--- Data excerpts ---
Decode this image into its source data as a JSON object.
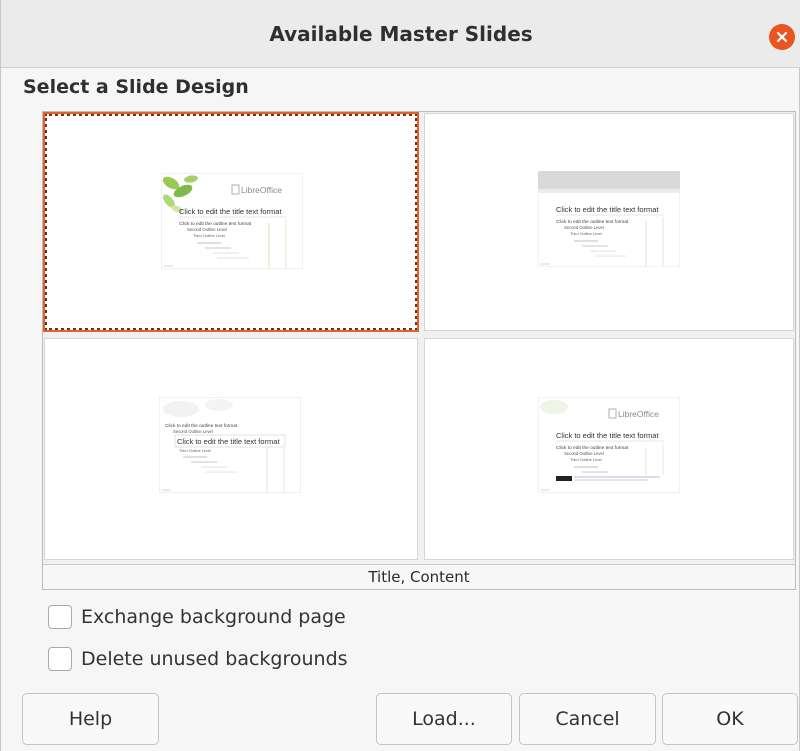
{
  "window": {
    "title": "Available Master Slides"
  },
  "section": {
    "label": "Select a Slide Design"
  },
  "thumbnail_text": {
    "title": "Click to edit the title text format",
    "outline": "Click to edit the outline text format",
    "second": "Second Outline Level",
    "third": "Third Outline Level",
    "brand": "LibreOffice"
  },
  "gallery": {
    "selected_label": "Title, Content"
  },
  "options": {
    "exchange": {
      "label": "Exchange background page",
      "checked": false
    },
    "delete": {
      "label": "Delete unused backgrounds",
      "checked": false
    }
  },
  "buttons": {
    "help": "Help",
    "load": "Load...",
    "cancel": "Cancel",
    "ok": "OK"
  },
  "colors": {
    "accent": "#e95420",
    "selection": "#7a2d10",
    "brand_green": "#8cc63f"
  }
}
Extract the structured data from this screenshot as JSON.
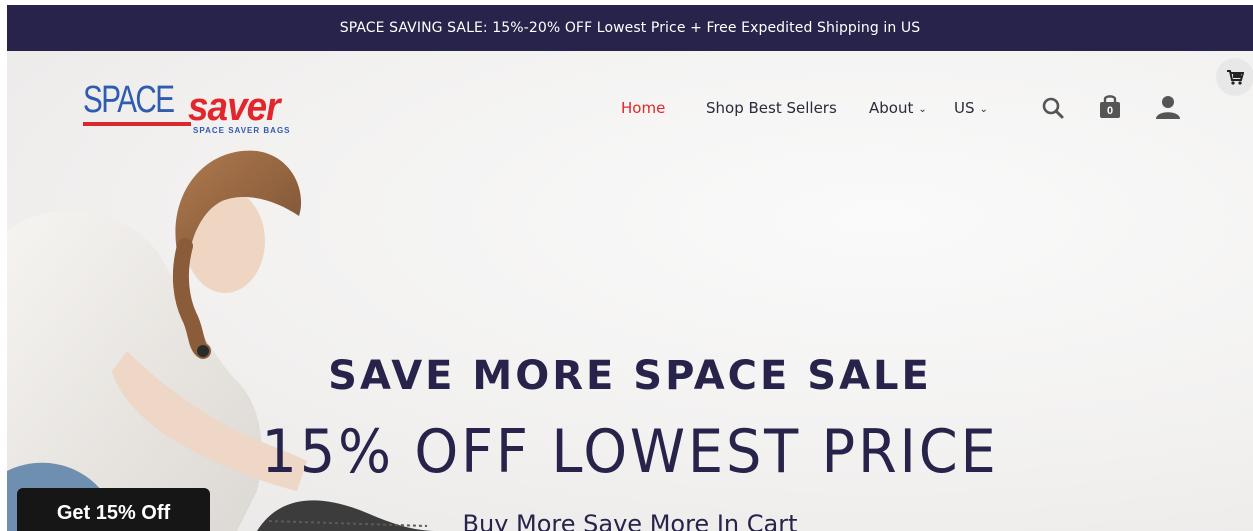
{
  "announcement": "SPACE SAVING SALE: 15%-20% OFF Lowest Price + Free Expedited Shipping in US",
  "logo": {
    "primary": "SPACE",
    "secondary": "saver",
    "tagline": "SPACE SAVER BAGS"
  },
  "nav": {
    "items": [
      {
        "label": "Home",
        "active": true
      },
      {
        "label": "Shop Best Sellers",
        "active": false
      },
      {
        "label": "About",
        "dropdown": true
      },
      {
        "label": "US",
        "dropdown": true
      }
    ],
    "cart_count": "0"
  },
  "icons": [
    "search-icon",
    "shopping-bag-icon",
    "user-icon",
    "cart-icon"
  ],
  "hero": {
    "headline": "SAVE MORE SPACE SALE",
    "subheadline": "15% OFF LOWEST PRICE",
    "tagline": "Buy More Save More In Cart"
  },
  "promo_button": "Get 15% Off",
  "colors": {
    "navy": "#27234a",
    "accent_red": "#e2262b",
    "logo_blue": "#2f5bb0"
  }
}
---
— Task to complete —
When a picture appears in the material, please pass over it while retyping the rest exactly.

— Answer for this exercise —
Decode this image into its source data as a JSON object.
{
  "window": {
    "title": "Available Master Slides"
  },
  "section": {
    "label": "Select a Slide Design"
  },
  "thumbnail_text": {
    "title": "Click to edit the title text format",
    "outline": "Click to edit the outline text format",
    "second": "Second Outline Level",
    "third": "Third Outline Level",
    "brand": "LibreOffice"
  },
  "gallery": {
    "selected_label": "Title, Content"
  },
  "options": {
    "exchange": {
      "label": "Exchange background page",
      "checked": false
    },
    "delete": {
      "label": "Delete unused backgrounds",
      "checked": false
    }
  },
  "buttons": {
    "help": "Help",
    "load": "Load...",
    "cancel": "Cancel",
    "ok": "OK"
  },
  "colors": {
    "accent": "#e95420",
    "selection": "#7a2d10",
    "brand_green": "#8cc63f"
  }
}
Extract the structured data from this screenshot as JSON.
{
  "announcement": "SPACE SAVING SALE: 15%-20% OFF Lowest Price + Free Expedited Shipping in US",
  "logo": {
    "primary": "SPACE",
    "secondary": "saver",
    "tagline": "SPACE SAVER BAGS"
  },
  "nav": {
    "items": [
      {
        "label": "Home",
        "active": true
      },
      {
        "label": "Shop Best Sellers",
        "active": false
      },
      {
        "label": "About",
        "dropdown": true
      },
      {
        "label": "US",
        "dropdown": true
      }
    ],
    "cart_count": "0"
  },
  "icons": [
    "search-icon",
    "shopping-bag-icon",
    "user-icon",
    "cart-icon"
  ],
  "hero": {
    "headline": "SAVE MORE SPACE SALE",
    "subheadline": "15% OFF LOWEST PRICE",
    "tagline": "Buy More Save More In Cart"
  },
  "promo_button": "Get 15% Off",
  "colors": {
    "navy": "#27234a",
    "accent_red": "#e2262b",
    "logo_blue": "#2f5bb0"
  }
}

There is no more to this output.